According to a report released today by the Institute for Public Policy Research (IPPR), 130,000 deaths could have been prevented since 2012, had improvements in public health seen over the previous 20 years continued.
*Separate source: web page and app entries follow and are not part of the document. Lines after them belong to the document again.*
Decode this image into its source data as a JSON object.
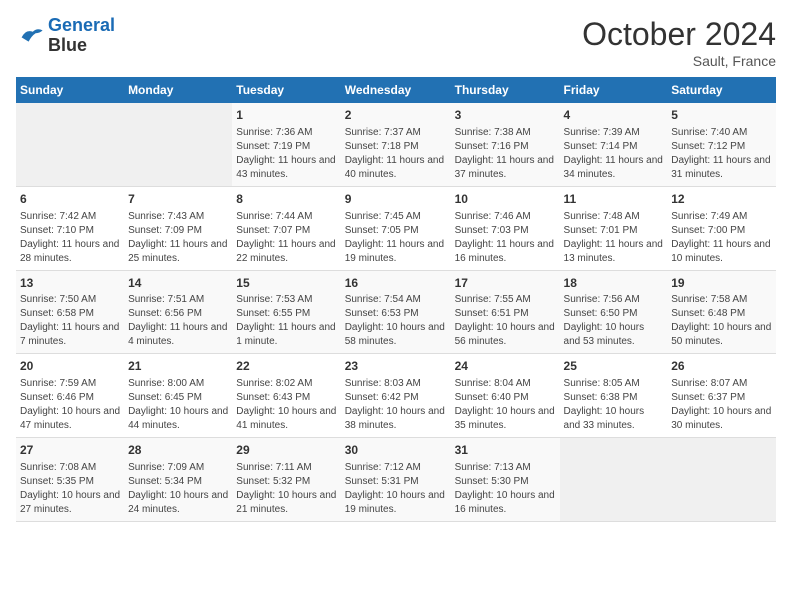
{
  "header": {
    "logo_line1": "General",
    "logo_line2": "Blue",
    "month": "October 2024",
    "location": "Sault, France"
  },
  "days_of_week": [
    "Sunday",
    "Monday",
    "Tuesday",
    "Wednesday",
    "Thursday",
    "Friday",
    "Saturday"
  ],
  "weeks": [
    [
      {
        "day": null
      },
      {
        "day": null
      },
      {
        "day": "1",
        "sunrise": "Sunrise: 7:36 AM",
        "sunset": "Sunset: 7:19 PM",
        "daylight": "Daylight: 11 hours and 43 minutes."
      },
      {
        "day": "2",
        "sunrise": "Sunrise: 7:37 AM",
        "sunset": "Sunset: 7:18 PM",
        "daylight": "Daylight: 11 hours and 40 minutes."
      },
      {
        "day": "3",
        "sunrise": "Sunrise: 7:38 AM",
        "sunset": "Sunset: 7:16 PM",
        "daylight": "Daylight: 11 hours and 37 minutes."
      },
      {
        "day": "4",
        "sunrise": "Sunrise: 7:39 AM",
        "sunset": "Sunset: 7:14 PM",
        "daylight": "Daylight: 11 hours and 34 minutes."
      },
      {
        "day": "5",
        "sunrise": "Sunrise: 7:40 AM",
        "sunset": "Sunset: 7:12 PM",
        "daylight": "Daylight: 11 hours and 31 minutes."
      }
    ],
    [
      {
        "day": "6",
        "sunrise": "Sunrise: 7:42 AM",
        "sunset": "Sunset: 7:10 PM",
        "daylight": "Daylight: 11 hours and 28 minutes."
      },
      {
        "day": "7",
        "sunrise": "Sunrise: 7:43 AM",
        "sunset": "Sunset: 7:09 PM",
        "daylight": "Daylight: 11 hours and 25 minutes."
      },
      {
        "day": "8",
        "sunrise": "Sunrise: 7:44 AM",
        "sunset": "Sunset: 7:07 PM",
        "daylight": "Daylight: 11 hours and 22 minutes."
      },
      {
        "day": "9",
        "sunrise": "Sunrise: 7:45 AM",
        "sunset": "Sunset: 7:05 PM",
        "daylight": "Daylight: 11 hours and 19 minutes."
      },
      {
        "day": "10",
        "sunrise": "Sunrise: 7:46 AM",
        "sunset": "Sunset: 7:03 PM",
        "daylight": "Daylight: 11 hours and 16 minutes."
      },
      {
        "day": "11",
        "sunrise": "Sunrise: 7:48 AM",
        "sunset": "Sunset: 7:01 PM",
        "daylight": "Daylight: 11 hours and 13 minutes."
      },
      {
        "day": "12",
        "sunrise": "Sunrise: 7:49 AM",
        "sunset": "Sunset: 7:00 PM",
        "daylight": "Daylight: 11 hours and 10 minutes."
      }
    ],
    [
      {
        "day": "13",
        "sunrise": "Sunrise: 7:50 AM",
        "sunset": "Sunset: 6:58 PM",
        "daylight": "Daylight: 11 hours and 7 minutes."
      },
      {
        "day": "14",
        "sunrise": "Sunrise: 7:51 AM",
        "sunset": "Sunset: 6:56 PM",
        "daylight": "Daylight: 11 hours and 4 minutes."
      },
      {
        "day": "15",
        "sunrise": "Sunrise: 7:53 AM",
        "sunset": "Sunset: 6:55 PM",
        "daylight": "Daylight: 11 hours and 1 minute."
      },
      {
        "day": "16",
        "sunrise": "Sunrise: 7:54 AM",
        "sunset": "Sunset: 6:53 PM",
        "daylight": "Daylight: 10 hours and 58 minutes."
      },
      {
        "day": "17",
        "sunrise": "Sunrise: 7:55 AM",
        "sunset": "Sunset: 6:51 PM",
        "daylight": "Daylight: 10 hours and 56 minutes."
      },
      {
        "day": "18",
        "sunrise": "Sunrise: 7:56 AM",
        "sunset": "Sunset: 6:50 PM",
        "daylight": "Daylight: 10 hours and 53 minutes."
      },
      {
        "day": "19",
        "sunrise": "Sunrise: 7:58 AM",
        "sunset": "Sunset: 6:48 PM",
        "daylight": "Daylight: 10 hours and 50 minutes."
      }
    ],
    [
      {
        "day": "20",
        "sunrise": "Sunrise: 7:59 AM",
        "sunset": "Sunset: 6:46 PM",
        "daylight": "Daylight: 10 hours and 47 minutes."
      },
      {
        "day": "21",
        "sunrise": "Sunrise: 8:00 AM",
        "sunset": "Sunset: 6:45 PM",
        "daylight": "Daylight: 10 hours and 44 minutes."
      },
      {
        "day": "22",
        "sunrise": "Sunrise: 8:02 AM",
        "sunset": "Sunset: 6:43 PM",
        "daylight": "Daylight: 10 hours and 41 minutes."
      },
      {
        "day": "23",
        "sunrise": "Sunrise: 8:03 AM",
        "sunset": "Sunset: 6:42 PM",
        "daylight": "Daylight: 10 hours and 38 minutes."
      },
      {
        "day": "24",
        "sunrise": "Sunrise: 8:04 AM",
        "sunset": "Sunset: 6:40 PM",
        "daylight": "Daylight: 10 hours and 35 minutes."
      },
      {
        "day": "25",
        "sunrise": "Sunrise: 8:05 AM",
        "sunset": "Sunset: 6:38 PM",
        "daylight": "Daylight: 10 hours and 33 minutes."
      },
      {
        "day": "26",
        "sunrise": "Sunrise: 8:07 AM",
        "sunset": "Sunset: 6:37 PM",
        "daylight": "Daylight: 10 hours and 30 minutes."
      }
    ],
    [
      {
        "day": "27",
        "sunrise": "Sunrise: 7:08 AM",
        "sunset": "Sunset: 5:35 PM",
        "daylight": "Daylight: 10 hours and 27 minutes."
      },
      {
        "day": "28",
        "sunrise": "Sunrise: 7:09 AM",
        "sunset": "Sunset: 5:34 PM",
        "daylight": "Daylight: 10 hours and 24 minutes."
      },
      {
        "day": "29",
        "sunrise": "Sunrise: 7:11 AM",
        "sunset": "Sunset: 5:32 PM",
        "daylight": "Daylight: 10 hours and 21 minutes."
      },
      {
        "day": "30",
        "sunrise": "Sunrise: 7:12 AM",
        "sunset": "Sunset: 5:31 PM",
        "daylight": "Daylight: 10 hours and 19 minutes."
      },
      {
        "day": "31",
        "sunrise": "Sunrise: 7:13 AM",
        "sunset": "Sunset: 5:30 PM",
        "daylight": "Daylight: 10 hours and 16 minutes."
      },
      {
        "day": null
      },
      {
        "day": null
      }
    ]
  ]
}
The report ties this preventable loss of life – and the concurrent rise in preventable diseases – to sustained cuts to the public health grant, which has fallen by over half a billion pounds in the last five years.

In Ending the Blame Game, the IPPR recommends that the government:

  • Add £1 billion to the public health grant by 2023/24, to return it to 2012/2013 levels
  • Provide every school child who lives in a household in receipt of universal credit with a free school meal
  • Return funding for physical education to the initial amount of £415 million which was promised following the implementation of the ‘sugar levy’
  • Raise the minimum age of smoking to 21 and extend the smoking ban to all public places
  • Provide free fruit and vegetables in schools and introduce plain packaging for confectionery, crisps and high-sugar drinks
  • Implement a 9pm watershed on advertising for unhealthy food products

At the heart of the report is the argument that individuals are not to blame for ill health, calling for a shift in paradigm away from policies that ‘blame and punish’ to those that ‘empathise and assist.’ The report calls for Government to acknowledge in its upcoming Green Paper on Prevention that there are wider forces in our society and environment that shape people’s health, and build a prevention strategy with this in mind.

Shirley Cramer CBE, Chief Executive of the Royal Society for Public Health said: “This new report from the Institute for Public Policy Research is a real wake-up call. With preventable diseases on the rise, and a Spending Review and Prevention Green Paper round the corner, this is a crucial junction for the public’s health - the Government should seize this opportunity to lay out a courageous and clear vision for revitalising the public’s health. This should include commitments to bold new legislation, taxation and regulation, all of which must be key pillars of any ambitious strategy.

“However, there’s no doubt that at the heart of this report’s worrying findings are the years of chronic underfunding experienced by public health teams everywhere, who provide vital services and support. This short-sighted thinking by central government is not just counter-productive in the short term, but it undermines the future sustainability of our NHS. With an estimated £14 return for every pound spent, it’s clear that funding prevention makes sense – both for population wellbeing and the public purse.”